How We Handled Bullying Behavior In Preschool #parenting

“Mommy, please don’t leave yet! I’m scared that I’m going to have nightmares about kids at school!” 

It was after 8pm on a balmy evening in May, and James was tucked into bed with all his favorite stuffed animals. We’d read books, sang songs, and even chatted for a few minutes while we snuggled, but I could feel his little heart pounding inside his chest. He wasn’t trying to delay bedtime, he was visibly, viscerally troubled. 

It turns out there were two kids in his group who had taken a game too far, and James had been knocked to the ground and not allowed to get up. He yelled at them to stop, and they didn’t listen. James described his hurt and confusion with tears streaming down his face, terrified that he’d have to relive the experience in his dreams. 

 He told me a teacher had quickly intervened and disciplined the other kids, but I was still furious. Does bullying really start as early as four years old? How would this impact my already shy child’s sense of confidence that he could speak up and be heard? 

I laid my head on the pillow, facing him and put my forehead against his as I held him tight. How could I make my son feel safe without being a helicopter parent? And how could I teach James to stand his ground effectively, even when other kids didn’t listen? 


I finally soothed James to sleep by promising to talk to the head of the school to make sure this never happened again. But making good on that promise presented a challenge. I was livid about what James had experienced, but I also knew I needed to approach the conversation strategically. I didn’t want to downplay the seriousness of what happened, but I wouldn’t be heard if I overreacted.

Can Preschoolers Be Bullies?

The word “bullying” has become stigmatized over the last decade – and rightfully so. But I was hesitant to label the behavior James described in his fellow four-year-olds as bullying because these kids were just so young. Did they really understand what they were doing? 

It turns out that bullying behavior can start as young as three, but experts disagree on whether this is “real” bullying. There is no real consensus on whether kids that young actually wish to cause harm, or if they’re exhibiting normal, negative relational behavior that they’ll outgrow as they learn what’s acceptable. 

Three Tips For Handling Preschool Bullies

 I knew I needed to talk to someone from the school – preferably the director, who is very hands on. But I also understood that wasn’t enough to bolster James’ self-esteem and keep that kind of nonsense from going on behind teachers’ backs. That evening, I talked to family and friends with older kids, and developed a strategy for nipping the bullying behavior in the bud:

Talk to school officials rationally. It turns out I was right to be strategic. Multiple friends and family members told me how schools are not receptive to parental input on personality combinations in the classroom, even when bullying is involved. Instead, describe the incident and your child’s distress to school officials, name the behavior as bullying, and tell them you need it to stop. End of story. When I approached the director of our school in this way, she was very understanding. She followed up with a phone call that evening to outline what teachers would do to change the group dynamic, and provided suggestions as to how I could help James take charge of uncomfortable situations more effectively. That was exactly the outcome I’d hoped for.
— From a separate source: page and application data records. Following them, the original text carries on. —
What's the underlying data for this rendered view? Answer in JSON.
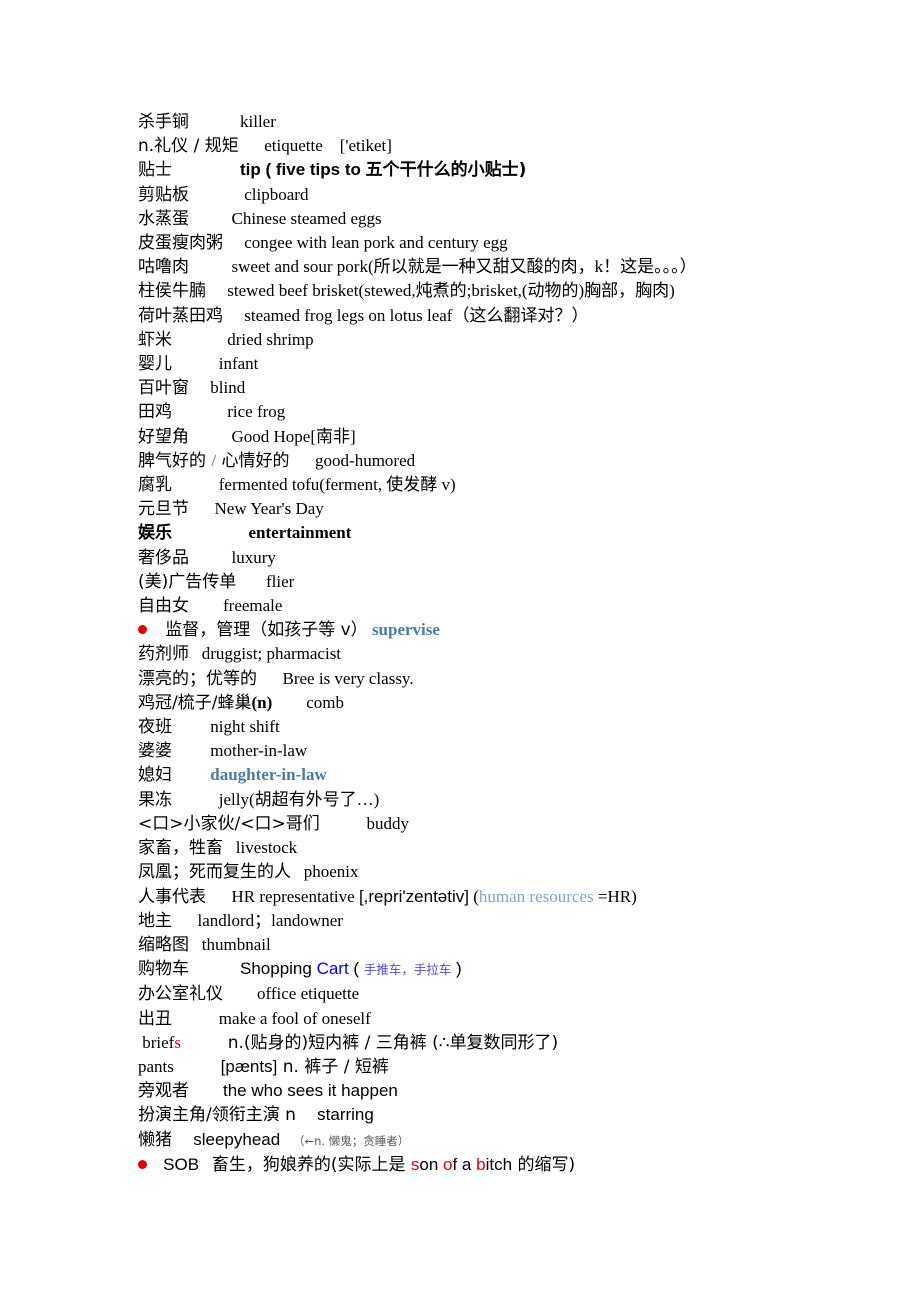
{
  "document": {
    "title": "Chinese-English Vocabulary Notes",
    "background_color": "#ffffff",
    "text_color": "#000000",
    "accent_colors": {
      "red": "#e00000",
      "blue": "#0000ff",
      "steel_blue": "#4a7ba6",
      "light_steel_blue": "#7fa6c6",
      "violet": "#4a4ae0",
      "purple": "#9b3fb5",
      "gray": "#5a5a5a"
    }
  },
  "entries": [
    {
      "id": 1,
      "term": "杀手锏",
      "gap": "            ",
      "definition": "killer"
    },
    {
      "id": 2,
      "term": "n.礼仪 / 规矩",
      "gap": "      ",
      "definition": "etiquette",
      "phonetic": "['etiket]",
      "phonetic_gap": "    "
    },
    {
      "id": 3,
      "term": "贴士",
      "gap": "                ",
      "definition_en": "tip ( five tips to ",
      "definition_cn": "五个干什么的小贴士)",
      "bold": true
    },
    {
      "id": 4,
      "term": "剪贴板",
      "gap": "             ",
      "definition": "clipboard"
    },
    {
      "id": 5,
      "term": "水蒸蛋",
      "gap": "          ",
      "definition": "Chinese steamed eggs"
    },
    {
      "id": 6,
      "term": "皮蛋瘦肉粥",
      "gap": "     ",
      "definition": "congee with lean pork and century egg"
    },
    {
      "id": 7,
      "term": "咕噜肉",
      "gap": "          ",
      "definition": "sweet and sour pork(所以就是一种又甜又酸的肉，k！这是。。。）"
    },
    {
      "id": 8,
      "term": "柱侯牛腩",
      "gap": "     ",
      "definition": "stewed beef brisket(stewed,炖煮的;brisket,(动物的)胸部，胸肉)"
    },
    {
      "id": 9,
      "term": "荷叶蒸田鸡",
      "gap": "     ",
      "definition": "steamed frog legs on lotus leaf（这么翻译对？）"
    },
    {
      "id": 10,
      "term": "虾米",
      "gap": "             ",
      "definition": "dried shrimp"
    },
    {
      "id": 11,
      "term": "婴儿",
      "gap": "           ",
      "definition": "infant"
    },
    {
      "id": 12,
      "term": "百叶窗",
      "gap": "     ",
      "definition": "blind"
    },
    {
      "id": 13,
      "term": "田鸡",
      "gap": "             ",
      "definition": "rice frog"
    },
    {
      "id": 14,
      "term": "好望角",
      "gap": "          ",
      "definition": "Good Hope[南非]"
    },
    {
      "id": 15,
      "term_a": "脾气好的 ",
      "separator": "/",
      "term_b": " 心情好的",
      "gap": "      ",
      "definition": "good-humored"
    },
    {
      "id": 16,
      "term": "腐乳",
      "gap": "           ",
      "definition": "fermented tofu(ferment, 使发酵 v)"
    },
    {
      "id": 17,
      "term": "元旦节",
      "gap": "      ",
      "definition": "New Year's Day"
    },
    {
      "id": 18,
      "term": "娱乐",
      "gap": "                  ",
      "definition": "entertainment",
      "bold": true
    },
    {
      "id": 19,
      "term": "奢侈品",
      "gap": "          ",
      "definition": "luxury"
    },
    {
      "id": 20,
      "term": "(美)广告传单",
      "gap": "       ",
      "definition": "flier"
    },
    {
      "id": 21,
      "term": "自由女",
      "gap": "        ",
      "definition": "freemale"
    },
    {
      "id": 22,
      "bullet": true,
      "term": "   监督，管理（如孩子等 v）",
      "gap": " ",
      "definition": "supervise",
      "definition_color": "steel_blue",
      "bold": true
    },
    {
      "id": 23,
      "term": "药剂师",
      "gap": "   ",
      "definition": "druggist; pharmacist"
    },
    {
      "id": 24,
      "term": "漂亮的；优等的",
      "gap": "      ",
      "definition": "Bree is very classy."
    },
    {
      "id": 25,
      "term": "鸡冠/梳子/蜂巢",
      "term_suffix": "(n)",
      "gap": "        ",
      "definition": "comb"
    },
    {
      "id": 26,
      "term": "夜班",
      "gap": "         ",
      "definition": "night shift"
    },
    {
      "id": 27,
      "term": "婆婆",
      "gap": "         ",
      "definition": "mother-in-law"
    },
    {
      "id": 28,
      "term": "媳妇",
      "gap": "         ",
      "definition": "daughter-in-law",
      "definition_color": "steel_blue",
      "bold": true
    },
    {
      "id": 29,
      "term": "果冻",
      "gap": "           ",
      "definition": "jelly(胡超有外号了…)"
    },
    {
      "id": 30,
      "term": "<口>小家伙/<口>哥们",
      "gap": "           ",
      "definition": "buddy"
    },
    {
      "id": 31,
      "term": "家畜，牲畜",
      "gap": "   ",
      "definition": "livestock"
    },
    {
      "id": 32,
      "term": "凤凰；死而复生的人",
      "gap": "   ",
      "definition": "phoenix"
    },
    {
      "id": 33,
      "term": "人事代表",
      "gap": "      ",
      "definition": "HR representative ",
      "phonetic": "[,repri'zentətiv]",
      "note_open": " (",
      "note_blue": "human resources",
      "note_close": " =HR)"
    },
    {
      "id": 34,
      "term": "地主",
      "gap": "      ",
      "definition": "landlord；landowner"
    },
    {
      "id": 35,
      "term": "缩略图",
      "gap": "   ",
      "definition": "thumbnail"
    },
    {
      "id": 36,
      "term": "购物车",
      "gap": "            ",
      "definition_pre": "Shopping ",
      "definition_hl": "Cart",
      "definition_paren_open": " ( ",
      "definition_note": "手推车，手拉车",
      "definition_paren_close": " )"
    },
    {
      "id": 37,
      "term": "办公室礼仪",
      "gap": "        ",
      "definition": "office etiquette"
    },
    {
      "id": 38,
      "term": "出丑",
      "gap": "           ",
      "definition": "make a fool of oneself"
    },
    {
      "id": 39,
      "term_pre": " brief",
      "term_red": "s",
      "gap": "           ",
      "definition": "n.(贴身的)短内裤 / 三角裤 (∴单复数同形了)"
    },
    {
      "id": 40,
      "term": "pants",
      "gap": "           ",
      "phonetic": "[pænts]",
      "definition": " n. 裤子 / 短裤"
    },
    {
      "id": 41,
      "term": "旁观者",
      "gap": "        ",
      "definition": "the who sees it happen"
    },
    {
      "id": 42,
      "term": "扮演主角/领衔主演 n",
      "gap": "     ",
      "definition": "starring"
    },
    {
      "id": 43,
      "term": "懒猪",
      "gap": "     ",
      "definition": "sleepyhead",
      "note": "（←n. 懒鬼；贪睡者）",
      "note_gap": "   "
    },
    {
      "id": 44,
      "bullet": true,
      "term": "   SOB",
      "gap": "   ",
      "definition_pre": "畜生，狗娘养的(实际上是 ",
      "acronym": [
        {
          "t": "s",
          "red": true
        },
        {
          "t": "on ",
          "red": false
        },
        {
          "t": "o",
          "red": true
        },
        {
          "t": "f a ",
          "red": false
        },
        {
          "t": "b",
          "red": true
        },
        {
          "t": "itch",
          "red": false
        }
      ],
      "definition_post": " 的缩写)"
    }
  ]
}
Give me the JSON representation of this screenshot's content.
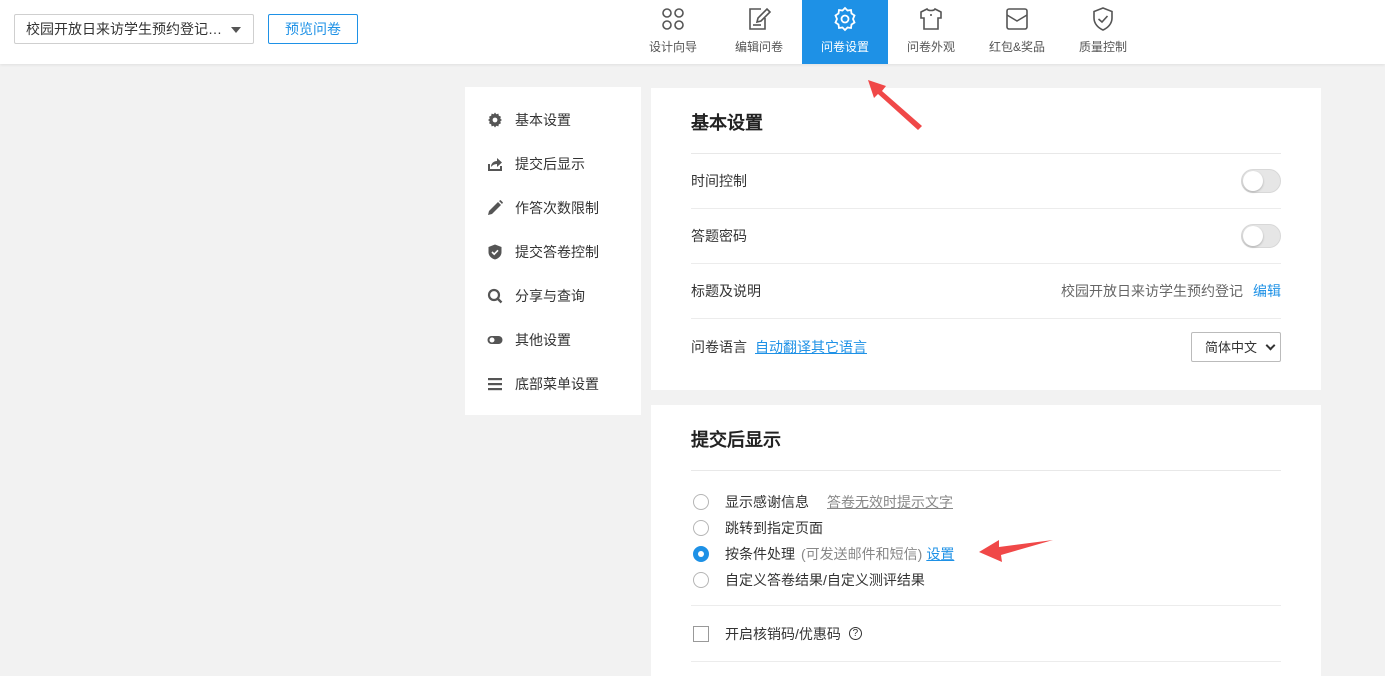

Role play appropriate self-defense. James’ teacher told me how they teach kids to interrupt unwanted behaviors by holding a hand up in front of them and saying “stop” in a loud voice. This creates physical space and makes the child feel grounded and secure in a defensive stance. I began practicing this at home with James by turning it into a game where we were police stopping crooks from stealing toys. 

Rely on strength in numbers. One parent I spoke to said she successfully stopped her child from being bullied by hosting more group playdates with other, friendlier kids from the class. This enabled her to watch how her child interacted with other kids from class, and parent him accordingly. She also found that more aggressive kids didn’t have the guts to approach a larger group, which kept her child from being singled out.

James is on the shy side, so we also enrolled him in an age-appropriate martial arts class to help him develop more self-confidence. Between the role playing and the karate classes, I’ve seen a big difference in how he handles negative social behaviors in other kids. He’s more likely to handle the problem himself, and to do it from a place of strength and security. And if he can’t, it gives me peace that he knows I’ve always got his back.